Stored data
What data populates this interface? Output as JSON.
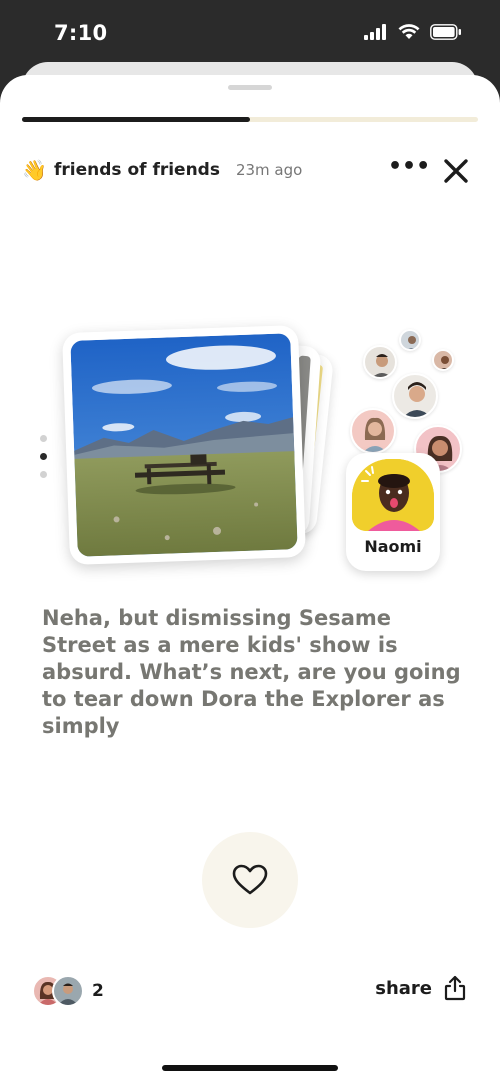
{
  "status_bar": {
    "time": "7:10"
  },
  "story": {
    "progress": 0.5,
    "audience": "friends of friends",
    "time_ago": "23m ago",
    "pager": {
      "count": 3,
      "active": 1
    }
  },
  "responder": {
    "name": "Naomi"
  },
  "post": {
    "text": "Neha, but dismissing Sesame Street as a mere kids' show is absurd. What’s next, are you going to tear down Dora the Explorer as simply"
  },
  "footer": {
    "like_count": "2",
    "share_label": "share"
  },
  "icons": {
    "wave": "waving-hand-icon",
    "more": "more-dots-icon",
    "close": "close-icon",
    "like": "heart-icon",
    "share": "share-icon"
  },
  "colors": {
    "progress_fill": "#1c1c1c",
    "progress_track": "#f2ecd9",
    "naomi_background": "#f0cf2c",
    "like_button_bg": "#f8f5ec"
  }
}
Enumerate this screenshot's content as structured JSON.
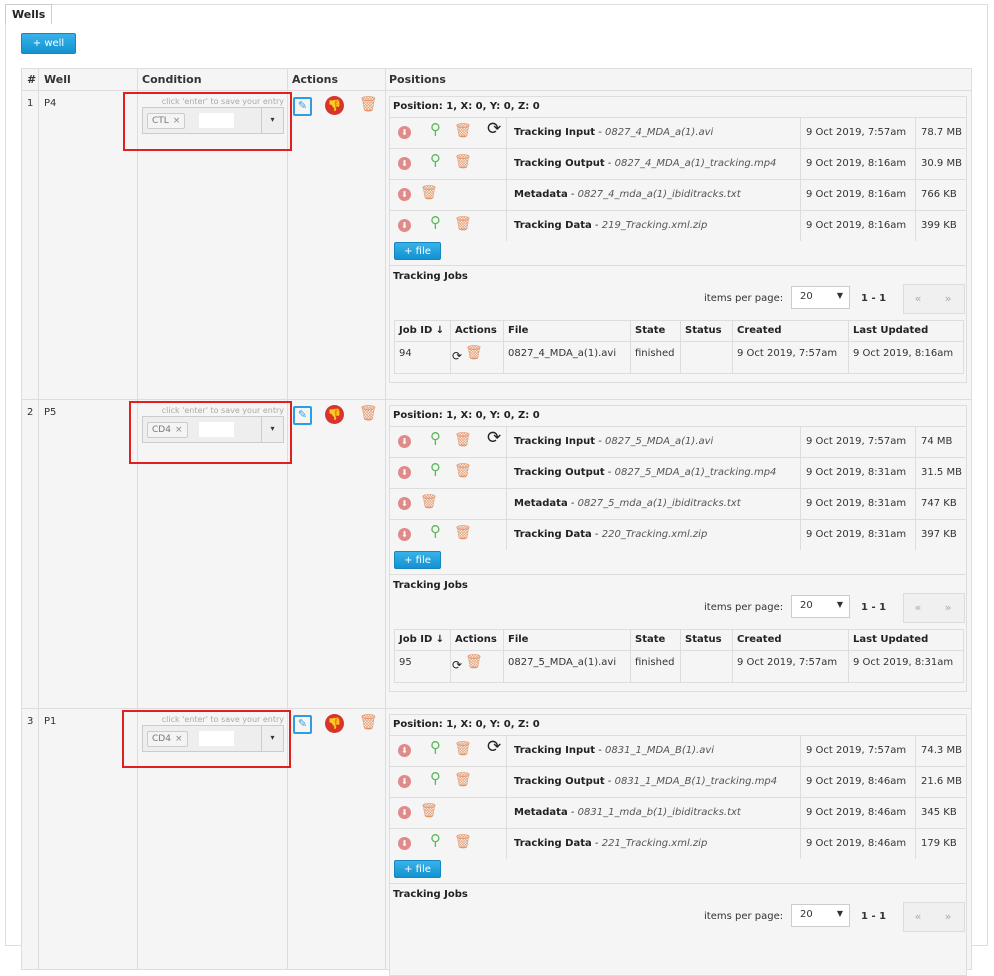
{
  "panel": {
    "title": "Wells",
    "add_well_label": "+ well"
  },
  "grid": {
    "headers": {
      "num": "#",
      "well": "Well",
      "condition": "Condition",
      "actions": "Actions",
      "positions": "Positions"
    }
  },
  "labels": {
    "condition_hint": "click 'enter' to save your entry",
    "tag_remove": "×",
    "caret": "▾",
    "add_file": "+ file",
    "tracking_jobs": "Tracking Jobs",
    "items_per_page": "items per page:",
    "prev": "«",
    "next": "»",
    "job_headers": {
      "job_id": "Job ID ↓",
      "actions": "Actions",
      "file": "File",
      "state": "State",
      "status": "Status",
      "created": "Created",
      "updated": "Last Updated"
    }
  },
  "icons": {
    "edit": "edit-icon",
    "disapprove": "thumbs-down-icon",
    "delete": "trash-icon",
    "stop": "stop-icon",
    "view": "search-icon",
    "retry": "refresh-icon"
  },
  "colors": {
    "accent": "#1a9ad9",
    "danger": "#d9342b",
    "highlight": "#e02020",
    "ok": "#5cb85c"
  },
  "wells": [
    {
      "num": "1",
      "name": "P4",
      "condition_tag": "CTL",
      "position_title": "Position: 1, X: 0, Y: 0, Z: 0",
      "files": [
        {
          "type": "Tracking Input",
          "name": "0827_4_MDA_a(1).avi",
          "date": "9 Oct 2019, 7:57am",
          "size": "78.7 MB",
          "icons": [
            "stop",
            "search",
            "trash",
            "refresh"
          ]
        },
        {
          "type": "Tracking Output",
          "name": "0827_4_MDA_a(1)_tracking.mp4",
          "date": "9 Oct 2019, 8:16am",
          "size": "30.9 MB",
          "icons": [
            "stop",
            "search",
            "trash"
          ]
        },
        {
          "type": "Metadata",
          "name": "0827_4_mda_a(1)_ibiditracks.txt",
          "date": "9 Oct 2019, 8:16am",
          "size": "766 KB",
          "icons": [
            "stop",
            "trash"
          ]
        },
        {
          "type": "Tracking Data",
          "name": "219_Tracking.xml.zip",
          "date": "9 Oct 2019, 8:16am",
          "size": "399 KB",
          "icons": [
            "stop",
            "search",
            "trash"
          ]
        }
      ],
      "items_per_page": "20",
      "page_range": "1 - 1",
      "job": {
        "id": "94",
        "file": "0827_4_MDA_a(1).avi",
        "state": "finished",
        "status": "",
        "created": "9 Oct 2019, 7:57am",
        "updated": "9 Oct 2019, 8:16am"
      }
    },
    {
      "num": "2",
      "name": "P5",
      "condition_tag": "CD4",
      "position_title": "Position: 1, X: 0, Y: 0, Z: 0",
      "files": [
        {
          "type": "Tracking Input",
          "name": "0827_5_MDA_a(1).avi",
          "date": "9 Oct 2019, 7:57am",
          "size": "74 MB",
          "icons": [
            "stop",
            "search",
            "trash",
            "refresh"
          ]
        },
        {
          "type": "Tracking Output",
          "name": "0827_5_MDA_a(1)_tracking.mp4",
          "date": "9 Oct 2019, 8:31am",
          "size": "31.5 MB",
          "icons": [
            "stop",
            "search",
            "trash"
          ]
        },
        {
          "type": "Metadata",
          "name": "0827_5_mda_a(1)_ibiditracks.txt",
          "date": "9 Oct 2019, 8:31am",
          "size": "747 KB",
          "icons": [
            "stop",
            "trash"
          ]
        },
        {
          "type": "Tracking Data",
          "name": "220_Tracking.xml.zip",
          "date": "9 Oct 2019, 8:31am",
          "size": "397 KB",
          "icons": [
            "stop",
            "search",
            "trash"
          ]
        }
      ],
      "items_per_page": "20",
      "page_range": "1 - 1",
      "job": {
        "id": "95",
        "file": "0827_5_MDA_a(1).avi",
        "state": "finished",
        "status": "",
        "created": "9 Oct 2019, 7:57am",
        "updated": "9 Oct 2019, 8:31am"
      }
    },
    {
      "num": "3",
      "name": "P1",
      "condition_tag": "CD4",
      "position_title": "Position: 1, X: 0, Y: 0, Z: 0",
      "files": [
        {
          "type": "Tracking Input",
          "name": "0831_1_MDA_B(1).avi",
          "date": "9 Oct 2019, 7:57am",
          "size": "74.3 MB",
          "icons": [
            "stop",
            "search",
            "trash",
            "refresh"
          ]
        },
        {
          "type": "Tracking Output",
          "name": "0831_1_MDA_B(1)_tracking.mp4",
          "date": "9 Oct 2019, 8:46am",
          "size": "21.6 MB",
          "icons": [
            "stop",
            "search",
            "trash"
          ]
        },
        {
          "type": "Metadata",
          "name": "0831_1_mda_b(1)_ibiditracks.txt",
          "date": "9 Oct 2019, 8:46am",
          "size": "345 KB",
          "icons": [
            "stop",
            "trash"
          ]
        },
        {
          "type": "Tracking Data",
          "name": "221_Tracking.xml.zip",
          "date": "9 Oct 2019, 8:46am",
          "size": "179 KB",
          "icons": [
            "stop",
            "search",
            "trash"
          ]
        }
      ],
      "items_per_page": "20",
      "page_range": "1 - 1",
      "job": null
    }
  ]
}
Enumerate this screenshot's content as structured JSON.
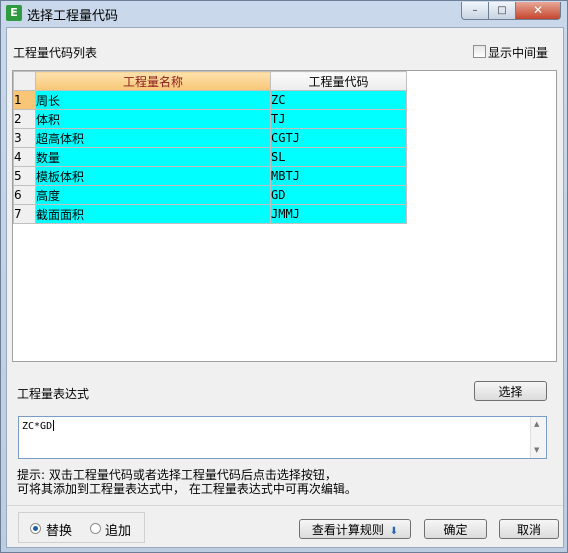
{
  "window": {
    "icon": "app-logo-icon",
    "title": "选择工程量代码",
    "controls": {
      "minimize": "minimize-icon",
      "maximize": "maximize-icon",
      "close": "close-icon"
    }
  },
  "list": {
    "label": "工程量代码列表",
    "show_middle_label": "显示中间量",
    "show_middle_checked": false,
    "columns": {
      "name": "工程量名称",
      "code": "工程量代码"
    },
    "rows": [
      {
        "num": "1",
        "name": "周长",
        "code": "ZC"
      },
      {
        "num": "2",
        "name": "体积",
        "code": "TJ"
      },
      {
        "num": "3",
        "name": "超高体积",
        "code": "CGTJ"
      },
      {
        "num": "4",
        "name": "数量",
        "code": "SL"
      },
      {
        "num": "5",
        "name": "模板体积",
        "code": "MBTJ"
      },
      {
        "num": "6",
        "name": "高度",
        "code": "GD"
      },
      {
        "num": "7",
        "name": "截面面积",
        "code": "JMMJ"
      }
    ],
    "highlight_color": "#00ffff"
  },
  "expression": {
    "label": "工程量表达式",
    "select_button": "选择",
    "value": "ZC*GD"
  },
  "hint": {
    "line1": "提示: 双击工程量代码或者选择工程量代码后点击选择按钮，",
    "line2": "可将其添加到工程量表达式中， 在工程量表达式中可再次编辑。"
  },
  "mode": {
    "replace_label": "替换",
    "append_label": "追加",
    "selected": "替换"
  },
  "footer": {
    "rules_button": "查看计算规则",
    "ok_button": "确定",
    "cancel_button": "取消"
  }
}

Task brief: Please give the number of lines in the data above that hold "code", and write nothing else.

Answer area: 8